I have finished the survey of atonement theories. I will publish one final post tomorrow (Tuesday) or Wednesday, summarizing the survey and making several pastoral recommendations.
Until then, on to something new.
Daniel 9 is an amazing text. The chapter centers on Daniel’s prayer of repentance. What strikes me is how he repents for sin that he himself did not personally commit; they were his fathers’ sins, Israel’s sins. But Daniel sees himself as responsible for them to some degree. He is grieved by them & repents of them.

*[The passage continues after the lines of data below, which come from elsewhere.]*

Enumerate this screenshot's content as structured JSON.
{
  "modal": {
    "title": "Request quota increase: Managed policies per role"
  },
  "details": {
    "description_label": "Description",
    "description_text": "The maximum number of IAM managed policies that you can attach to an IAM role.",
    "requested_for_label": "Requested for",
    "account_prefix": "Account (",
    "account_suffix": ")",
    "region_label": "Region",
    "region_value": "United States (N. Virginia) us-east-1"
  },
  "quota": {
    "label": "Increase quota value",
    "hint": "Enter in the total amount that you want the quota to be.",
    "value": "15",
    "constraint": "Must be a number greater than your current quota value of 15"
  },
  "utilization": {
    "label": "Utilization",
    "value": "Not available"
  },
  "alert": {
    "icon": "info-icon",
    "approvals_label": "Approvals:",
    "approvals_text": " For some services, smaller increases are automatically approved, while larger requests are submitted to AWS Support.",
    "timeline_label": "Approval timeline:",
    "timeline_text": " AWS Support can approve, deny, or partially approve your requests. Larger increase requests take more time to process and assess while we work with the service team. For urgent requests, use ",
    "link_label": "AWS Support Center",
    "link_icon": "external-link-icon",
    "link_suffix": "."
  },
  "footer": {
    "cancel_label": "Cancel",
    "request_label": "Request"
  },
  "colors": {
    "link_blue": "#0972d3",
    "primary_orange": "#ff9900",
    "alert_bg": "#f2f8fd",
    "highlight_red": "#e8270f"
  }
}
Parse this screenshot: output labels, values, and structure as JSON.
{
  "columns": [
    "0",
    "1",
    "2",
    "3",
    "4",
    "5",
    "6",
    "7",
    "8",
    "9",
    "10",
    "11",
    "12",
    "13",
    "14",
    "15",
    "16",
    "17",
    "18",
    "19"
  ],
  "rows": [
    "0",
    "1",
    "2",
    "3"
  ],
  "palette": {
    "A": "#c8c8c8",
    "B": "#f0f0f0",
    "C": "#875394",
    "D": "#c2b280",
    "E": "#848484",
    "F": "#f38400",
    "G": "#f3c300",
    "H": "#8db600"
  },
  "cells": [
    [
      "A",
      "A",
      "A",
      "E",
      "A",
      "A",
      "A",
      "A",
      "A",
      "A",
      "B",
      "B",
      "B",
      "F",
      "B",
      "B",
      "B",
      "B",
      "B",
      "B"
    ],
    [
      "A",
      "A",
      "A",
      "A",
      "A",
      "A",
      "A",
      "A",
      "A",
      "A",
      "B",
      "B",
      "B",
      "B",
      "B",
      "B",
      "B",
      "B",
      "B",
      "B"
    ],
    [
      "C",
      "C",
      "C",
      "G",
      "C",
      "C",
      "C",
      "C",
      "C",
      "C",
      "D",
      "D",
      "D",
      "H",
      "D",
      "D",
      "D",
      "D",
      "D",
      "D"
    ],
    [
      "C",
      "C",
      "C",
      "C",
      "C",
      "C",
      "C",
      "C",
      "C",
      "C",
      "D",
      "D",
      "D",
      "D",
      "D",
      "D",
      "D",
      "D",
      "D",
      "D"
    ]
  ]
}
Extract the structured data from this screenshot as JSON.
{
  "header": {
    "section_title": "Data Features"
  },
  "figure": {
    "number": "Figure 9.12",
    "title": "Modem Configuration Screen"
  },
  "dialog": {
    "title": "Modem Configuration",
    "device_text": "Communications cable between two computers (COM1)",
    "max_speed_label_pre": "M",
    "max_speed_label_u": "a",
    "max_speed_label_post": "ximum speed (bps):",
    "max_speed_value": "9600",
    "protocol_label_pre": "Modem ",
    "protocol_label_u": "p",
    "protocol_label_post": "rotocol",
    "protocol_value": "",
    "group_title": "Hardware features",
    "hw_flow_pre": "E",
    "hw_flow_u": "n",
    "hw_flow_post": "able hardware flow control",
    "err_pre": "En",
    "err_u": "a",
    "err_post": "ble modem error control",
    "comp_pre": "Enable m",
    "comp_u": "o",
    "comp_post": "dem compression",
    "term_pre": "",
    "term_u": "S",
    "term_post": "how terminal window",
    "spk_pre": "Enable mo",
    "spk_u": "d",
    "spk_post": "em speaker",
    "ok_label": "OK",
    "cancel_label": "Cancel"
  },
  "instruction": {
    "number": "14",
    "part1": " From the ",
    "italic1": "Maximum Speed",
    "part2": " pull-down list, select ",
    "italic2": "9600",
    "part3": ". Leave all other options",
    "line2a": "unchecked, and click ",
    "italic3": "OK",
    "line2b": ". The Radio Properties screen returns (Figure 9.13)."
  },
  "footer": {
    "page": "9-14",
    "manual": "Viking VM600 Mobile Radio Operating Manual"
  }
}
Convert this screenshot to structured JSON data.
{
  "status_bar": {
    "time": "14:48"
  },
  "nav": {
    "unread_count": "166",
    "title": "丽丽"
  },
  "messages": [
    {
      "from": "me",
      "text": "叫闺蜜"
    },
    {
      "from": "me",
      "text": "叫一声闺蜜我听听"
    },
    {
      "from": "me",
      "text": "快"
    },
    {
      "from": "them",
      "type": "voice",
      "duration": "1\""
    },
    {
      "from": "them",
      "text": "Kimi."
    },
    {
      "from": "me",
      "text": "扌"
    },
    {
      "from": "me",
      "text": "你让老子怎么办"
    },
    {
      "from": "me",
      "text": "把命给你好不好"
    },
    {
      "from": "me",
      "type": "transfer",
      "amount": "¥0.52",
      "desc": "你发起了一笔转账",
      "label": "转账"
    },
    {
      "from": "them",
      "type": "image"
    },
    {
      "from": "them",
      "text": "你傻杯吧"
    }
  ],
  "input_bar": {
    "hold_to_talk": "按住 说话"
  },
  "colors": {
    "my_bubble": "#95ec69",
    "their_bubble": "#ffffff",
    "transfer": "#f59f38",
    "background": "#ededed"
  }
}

Daniel 9:4-6 (NET): “O Lord, … we have sinned! We have done what is wrong and wicked; we have rebelled by turning away from your commandments and standards. We have not paid attention to your servants the prophets, who spoke by your authority to our kings, our leaders, and our ancestors, and to all the inhabitants of the land as well.
9:8-11 O LORD, we have been humiliated—our kings, our leaders, and our ancestors—because we have sinned against you. Yet the Lord our God is compassionate and forgiving, even though we have rebelled against him. We have not obeyed the LORD our God by living according to his laws that he set before us through his servants the prophets. All Israel has broken your law and turned away by not obeying you. Therefore you have poured out on us the judgment solemnly threatened in the law of Moses the servant of God, for we have sinned against you.”
Daniel’s sense of responsibility is explicit. He doesn’t pray, “They did it, I didn’t take part in it. Why are you punishing me?” HE COULD’VE PRAYED THAT. He didn’t participate in Israel’s sin. He was a righteous man, his character & record were impeccable.
But because he was an Israelite, part of that family / society / system, he knew that he bore some responsibility for that sin.
We see this several times in the Bible: Achan’s sin (Josh 7), David’s census (2 Sam 24), and the law regarding unsolved homicides in the open country (Deut 21.1ff) are the most famous examples. In these cases, an individual sins, and guilt for the sin spills out past the individual who actually committed the act & effects the community, sometimes the whole nation.
- 2 Samuel 24:1 (NET): “The Lord’s anger again raged against Israel.”
- Joshua 7:1 (NET): “The Israelites disobeyed the command about the city’s riches.”
- Joshua 7:10–11 (NET): The Lord responded to Joshua, “Get up! Why are you lying there face down? 7:11 Israel has sinned; they have violated my covenantal commandment!”
- Deuteronomy 21.3-4 (NIV): Then the elders of the town nearest the body shall take a heifer that has never been worked and has never worn a yoke and lead it down to a valley …
- This is the background to Adam/Christ in Rom 5.12-21, btw.
In these cases of corporate responsibility, we find differing levels of responsibility. The people who actually commit the sin are (or would be) punished the most harshly. The people whose involvement is more remote have some responsibility still, but they aren’t punished as harshly & don’t bear the same guilt. A kind of “guilt by association.”
The point I want to establish here is that, when a sin is serious enough & participation is widespread, the responsibility for the sin is not limited to the people who individually committed the sin. Their families, their heirs, & the society that follows after them should follow Daniel 9, and practice repentance and seek restoration.
So what of Americans & slavery & our systems that still treat white people better than non-white?